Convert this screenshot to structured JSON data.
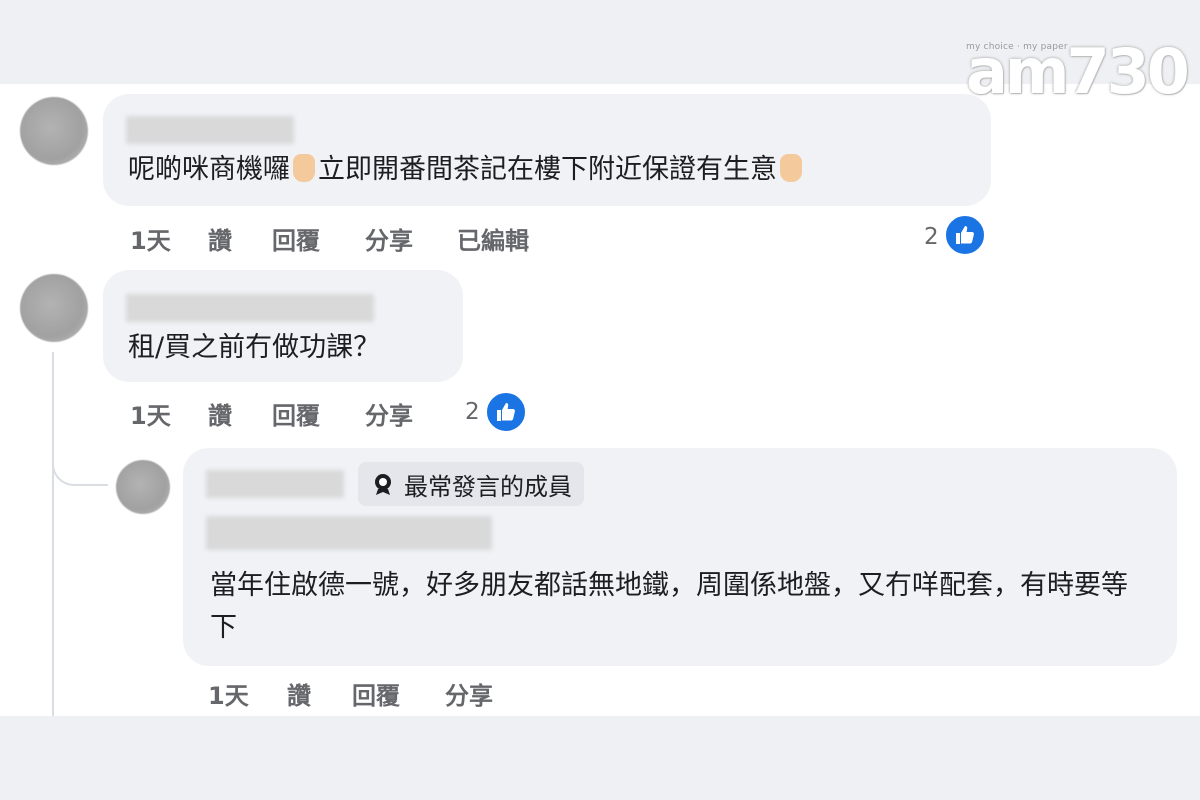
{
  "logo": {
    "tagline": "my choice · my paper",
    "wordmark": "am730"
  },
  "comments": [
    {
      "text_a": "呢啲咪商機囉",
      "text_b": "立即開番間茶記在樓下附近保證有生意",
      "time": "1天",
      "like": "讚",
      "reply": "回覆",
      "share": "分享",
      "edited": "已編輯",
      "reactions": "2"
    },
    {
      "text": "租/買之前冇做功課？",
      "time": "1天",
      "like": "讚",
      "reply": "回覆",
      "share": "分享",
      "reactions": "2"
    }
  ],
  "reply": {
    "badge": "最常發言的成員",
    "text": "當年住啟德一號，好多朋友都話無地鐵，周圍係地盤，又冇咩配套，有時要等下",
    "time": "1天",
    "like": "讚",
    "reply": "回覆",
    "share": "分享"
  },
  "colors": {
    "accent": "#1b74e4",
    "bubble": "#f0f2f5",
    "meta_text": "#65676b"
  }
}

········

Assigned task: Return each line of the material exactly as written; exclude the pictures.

Output of the task:
Convert this screenshot to structured JSON data.
{
  "logo": {
    "tagline": "my choice · my paper",
    "wordmark": "am730"
  },
  "comments": [
    {
      "text_a": "呢啲咪商機囉",
      "text_b": "立即開番間茶記在樓下附近保證有生意",
      "time": "1天",
      "like": "讚",
      "reply": "回覆",
      "share": "分享",
      "edited": "已編輯",
      "reactions": "2"
    },
    {
      "text": "租/買之前冇做功課？",
      "time": "1天",
      "like": "讚",
      "reply": "回覆",
      "share": "分享",
      "reactions": "2"
    }
  ],
  "reply": {
    "badge": "最常發言的成員",
    "text": "當年住啟德一號，好多朋友都話無地鐵，周圍係地盤，又冇咩配套，有時要等下",
    "time": "1天",
    "like": "讚",
    "reply": "回覆",
    "share": "分享"
  },
  "colors": {
    "accent": "#1b74e4",
    "bubble": "#f0f2f5",
    "meta_text": "#65676b"
  }
}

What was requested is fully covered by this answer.